After the general shareholders’ meeting, Chey was reelected chairman and CEO by the board of directors.

Sovereign Asset Management was expected to have a close competition with SK Corporation, but SK won more easily than expected.

In a vote to ask whether shareholders wanted Chey to remain in the chairman’s seat, shareholders with a total of 70,318,861 shares (60.63 percent) voted yes, compared to those with a total of 44,261,154 shares (38.16 percent) who voted no. Those with 1,391,835 shares abstained from the vote.

In the run-up to the vote, the COO of Sovereign, David Mapplebeck, argued “To re-elect a person who was found guilty of corporate fraud as chairman defies common sense. At the end of the day, voting out Mr. Chey will do much good to SK,” said Mapplebeck. However, he failed to win the vote.

Chey’s victory owes much to Samsung Electronics Co. Ltd and Pantech and Curitel, who came forward as a white knight, and to 36 institutional investors, including Korea Investment Trust Management and Chohung Investment Trust Management, who voted for the chairman.

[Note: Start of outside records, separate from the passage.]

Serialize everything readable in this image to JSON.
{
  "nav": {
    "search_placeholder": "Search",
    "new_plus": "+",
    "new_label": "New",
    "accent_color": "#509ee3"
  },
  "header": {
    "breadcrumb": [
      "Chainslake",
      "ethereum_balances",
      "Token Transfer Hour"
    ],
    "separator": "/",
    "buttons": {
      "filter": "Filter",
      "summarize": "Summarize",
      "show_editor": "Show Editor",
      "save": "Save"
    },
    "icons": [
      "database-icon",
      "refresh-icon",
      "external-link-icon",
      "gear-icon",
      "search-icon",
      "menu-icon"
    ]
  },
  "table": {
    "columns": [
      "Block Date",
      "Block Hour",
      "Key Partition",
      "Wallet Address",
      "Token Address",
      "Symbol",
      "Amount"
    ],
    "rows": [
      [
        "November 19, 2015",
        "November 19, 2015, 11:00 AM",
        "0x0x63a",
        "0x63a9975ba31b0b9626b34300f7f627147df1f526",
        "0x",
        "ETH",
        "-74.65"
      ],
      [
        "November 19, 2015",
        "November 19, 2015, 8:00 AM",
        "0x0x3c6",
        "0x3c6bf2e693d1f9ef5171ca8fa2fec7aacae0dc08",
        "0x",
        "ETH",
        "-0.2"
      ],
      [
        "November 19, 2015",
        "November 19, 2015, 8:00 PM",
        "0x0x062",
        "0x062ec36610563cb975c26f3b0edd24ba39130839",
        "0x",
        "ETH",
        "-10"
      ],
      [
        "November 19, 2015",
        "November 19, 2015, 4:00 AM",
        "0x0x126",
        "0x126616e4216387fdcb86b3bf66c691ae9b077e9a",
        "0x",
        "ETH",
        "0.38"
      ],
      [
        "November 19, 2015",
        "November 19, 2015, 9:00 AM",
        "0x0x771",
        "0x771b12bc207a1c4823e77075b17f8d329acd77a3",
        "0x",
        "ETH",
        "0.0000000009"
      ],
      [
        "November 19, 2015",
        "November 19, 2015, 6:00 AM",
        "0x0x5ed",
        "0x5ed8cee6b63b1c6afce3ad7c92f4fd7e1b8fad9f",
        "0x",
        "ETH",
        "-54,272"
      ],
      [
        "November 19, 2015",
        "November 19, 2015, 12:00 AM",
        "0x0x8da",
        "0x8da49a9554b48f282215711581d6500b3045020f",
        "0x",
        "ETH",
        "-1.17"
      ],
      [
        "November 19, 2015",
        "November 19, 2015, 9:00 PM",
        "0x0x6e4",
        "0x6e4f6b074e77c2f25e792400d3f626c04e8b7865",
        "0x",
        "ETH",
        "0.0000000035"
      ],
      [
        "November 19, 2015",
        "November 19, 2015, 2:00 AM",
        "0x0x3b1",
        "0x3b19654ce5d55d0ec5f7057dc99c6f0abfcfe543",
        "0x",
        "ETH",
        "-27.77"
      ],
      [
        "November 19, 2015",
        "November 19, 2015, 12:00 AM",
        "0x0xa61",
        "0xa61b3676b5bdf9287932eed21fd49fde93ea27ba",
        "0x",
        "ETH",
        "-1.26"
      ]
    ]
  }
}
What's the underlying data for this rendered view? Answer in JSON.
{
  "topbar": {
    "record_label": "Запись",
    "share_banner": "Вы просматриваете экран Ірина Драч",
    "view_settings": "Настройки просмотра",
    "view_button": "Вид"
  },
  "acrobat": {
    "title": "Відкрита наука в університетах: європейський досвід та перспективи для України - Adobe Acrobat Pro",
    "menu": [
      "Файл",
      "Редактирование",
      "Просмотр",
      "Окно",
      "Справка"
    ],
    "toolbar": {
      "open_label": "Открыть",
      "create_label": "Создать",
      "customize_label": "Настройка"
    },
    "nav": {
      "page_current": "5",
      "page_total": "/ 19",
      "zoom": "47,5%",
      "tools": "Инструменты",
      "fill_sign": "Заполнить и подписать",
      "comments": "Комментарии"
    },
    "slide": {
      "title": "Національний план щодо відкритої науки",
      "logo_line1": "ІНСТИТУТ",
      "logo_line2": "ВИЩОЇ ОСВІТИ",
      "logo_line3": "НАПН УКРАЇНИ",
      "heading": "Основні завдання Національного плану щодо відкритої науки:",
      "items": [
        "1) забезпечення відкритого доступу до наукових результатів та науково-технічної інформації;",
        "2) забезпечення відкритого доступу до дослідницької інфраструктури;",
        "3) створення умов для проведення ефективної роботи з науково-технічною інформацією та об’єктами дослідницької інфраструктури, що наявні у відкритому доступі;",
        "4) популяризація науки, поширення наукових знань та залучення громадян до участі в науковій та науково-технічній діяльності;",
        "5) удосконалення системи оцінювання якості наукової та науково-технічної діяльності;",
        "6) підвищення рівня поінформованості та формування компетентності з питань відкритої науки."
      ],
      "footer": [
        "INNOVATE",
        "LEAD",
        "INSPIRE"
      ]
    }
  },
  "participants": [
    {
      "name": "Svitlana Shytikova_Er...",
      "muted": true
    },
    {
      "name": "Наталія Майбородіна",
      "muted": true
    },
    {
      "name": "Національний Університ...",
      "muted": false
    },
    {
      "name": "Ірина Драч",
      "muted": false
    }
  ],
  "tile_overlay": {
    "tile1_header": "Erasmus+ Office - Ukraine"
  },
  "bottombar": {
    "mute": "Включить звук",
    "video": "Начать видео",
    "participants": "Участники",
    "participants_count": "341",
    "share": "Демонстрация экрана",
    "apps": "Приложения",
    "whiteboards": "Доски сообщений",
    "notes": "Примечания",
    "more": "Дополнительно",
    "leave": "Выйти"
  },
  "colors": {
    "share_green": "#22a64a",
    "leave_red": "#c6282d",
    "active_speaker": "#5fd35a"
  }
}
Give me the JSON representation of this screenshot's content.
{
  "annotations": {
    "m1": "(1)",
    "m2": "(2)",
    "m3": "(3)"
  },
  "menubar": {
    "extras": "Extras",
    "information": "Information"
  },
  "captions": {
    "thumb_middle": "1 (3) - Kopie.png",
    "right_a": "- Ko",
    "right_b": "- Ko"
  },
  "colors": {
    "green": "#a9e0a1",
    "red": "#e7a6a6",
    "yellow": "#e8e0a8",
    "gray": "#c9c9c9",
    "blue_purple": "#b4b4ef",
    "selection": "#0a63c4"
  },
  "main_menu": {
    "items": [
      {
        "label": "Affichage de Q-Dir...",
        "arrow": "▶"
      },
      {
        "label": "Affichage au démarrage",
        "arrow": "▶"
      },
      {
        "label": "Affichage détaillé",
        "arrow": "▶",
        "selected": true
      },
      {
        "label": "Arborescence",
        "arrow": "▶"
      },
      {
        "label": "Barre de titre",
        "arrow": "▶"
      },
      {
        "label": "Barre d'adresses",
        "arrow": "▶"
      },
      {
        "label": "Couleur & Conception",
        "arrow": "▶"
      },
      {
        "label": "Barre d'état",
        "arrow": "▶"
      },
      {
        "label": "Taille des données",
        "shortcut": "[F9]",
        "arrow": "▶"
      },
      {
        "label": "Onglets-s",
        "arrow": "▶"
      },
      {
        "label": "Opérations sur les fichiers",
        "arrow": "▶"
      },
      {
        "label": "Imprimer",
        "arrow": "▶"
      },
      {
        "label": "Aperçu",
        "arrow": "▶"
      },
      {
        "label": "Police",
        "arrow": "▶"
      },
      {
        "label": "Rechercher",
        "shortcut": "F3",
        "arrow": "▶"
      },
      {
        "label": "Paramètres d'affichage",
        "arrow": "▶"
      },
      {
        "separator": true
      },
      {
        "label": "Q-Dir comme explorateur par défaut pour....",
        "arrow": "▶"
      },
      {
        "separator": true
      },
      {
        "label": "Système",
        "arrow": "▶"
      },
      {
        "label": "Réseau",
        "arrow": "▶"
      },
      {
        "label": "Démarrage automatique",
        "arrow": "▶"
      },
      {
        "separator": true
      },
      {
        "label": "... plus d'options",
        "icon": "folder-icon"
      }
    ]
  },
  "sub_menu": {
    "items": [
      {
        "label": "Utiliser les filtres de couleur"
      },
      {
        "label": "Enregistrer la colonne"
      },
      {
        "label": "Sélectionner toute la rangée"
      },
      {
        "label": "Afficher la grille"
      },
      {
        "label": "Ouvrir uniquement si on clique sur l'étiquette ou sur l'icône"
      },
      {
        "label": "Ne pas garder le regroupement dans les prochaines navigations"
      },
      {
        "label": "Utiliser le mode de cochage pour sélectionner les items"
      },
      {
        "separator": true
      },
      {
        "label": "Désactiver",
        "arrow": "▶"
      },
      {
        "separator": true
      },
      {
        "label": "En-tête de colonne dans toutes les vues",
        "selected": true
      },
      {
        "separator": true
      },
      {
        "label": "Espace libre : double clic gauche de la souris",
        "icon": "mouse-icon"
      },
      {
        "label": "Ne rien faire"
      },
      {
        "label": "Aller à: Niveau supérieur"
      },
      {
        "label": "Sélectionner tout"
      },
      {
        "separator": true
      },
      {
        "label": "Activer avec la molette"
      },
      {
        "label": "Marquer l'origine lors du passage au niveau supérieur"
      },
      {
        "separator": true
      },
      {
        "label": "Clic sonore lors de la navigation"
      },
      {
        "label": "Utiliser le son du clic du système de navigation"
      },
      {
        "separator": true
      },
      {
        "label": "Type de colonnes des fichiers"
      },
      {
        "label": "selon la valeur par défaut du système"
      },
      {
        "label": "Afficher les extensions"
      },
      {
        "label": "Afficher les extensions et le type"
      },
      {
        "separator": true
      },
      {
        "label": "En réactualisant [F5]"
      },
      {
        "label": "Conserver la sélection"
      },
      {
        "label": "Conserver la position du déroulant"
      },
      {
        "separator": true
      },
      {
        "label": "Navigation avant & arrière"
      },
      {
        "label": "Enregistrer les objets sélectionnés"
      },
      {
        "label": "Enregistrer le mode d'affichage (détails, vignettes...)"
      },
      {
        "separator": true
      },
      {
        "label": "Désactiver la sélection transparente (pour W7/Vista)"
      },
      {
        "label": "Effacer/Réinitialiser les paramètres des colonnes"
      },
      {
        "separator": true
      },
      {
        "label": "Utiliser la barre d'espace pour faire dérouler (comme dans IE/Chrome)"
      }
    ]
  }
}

Many analysts say not only institutional investors, but also many foreigners and small investors were in favor of Chey.

In fact, shareholders with only a 15.71 percent stake, including SKC&C (11.3 percent) and Chey himself (0.83 percent) had special and direct interests in SK, but many more investors supported Chey.

The management with the chairman as the central figure could win in the vote against Sovereign, thanks in large part to SK’s vigorous business performance.

SK Corporation achieved a record high in business performance in 2004, posting 17.39 trillion won in sales, 1.61 trillion won in operating income and reached an all time high of 1.64 trillion won in net income.

On the outcome of the vote, Sovereign expressed disappointment.

Chief Executive Officer James Fitter criticized, saying, “SK Corp. lost an opportunity to have a leader with integrity, and the outcome means a backward movement for the Korean capital market.”

Last November, when Sovereign filed a petition to the court to hold an ad hoc general shareholders’ meeting, the court turned down its petition for an approval one month later. However, the corporation plans to push for more legal processes to hold a shareholders’ meeting, leaving a chance of disputes regarding SK.

But considering the defeat of Sovereign after most institutional investors turned their back, Sovereign’s ground will weaken more.

Meanwhile, Chey, with strong support from shareholders, is expected to bolster his stance in management and come to the fore in various social activities, as well as become free from burden he suffered during disputes over the control of the company with Sovereign.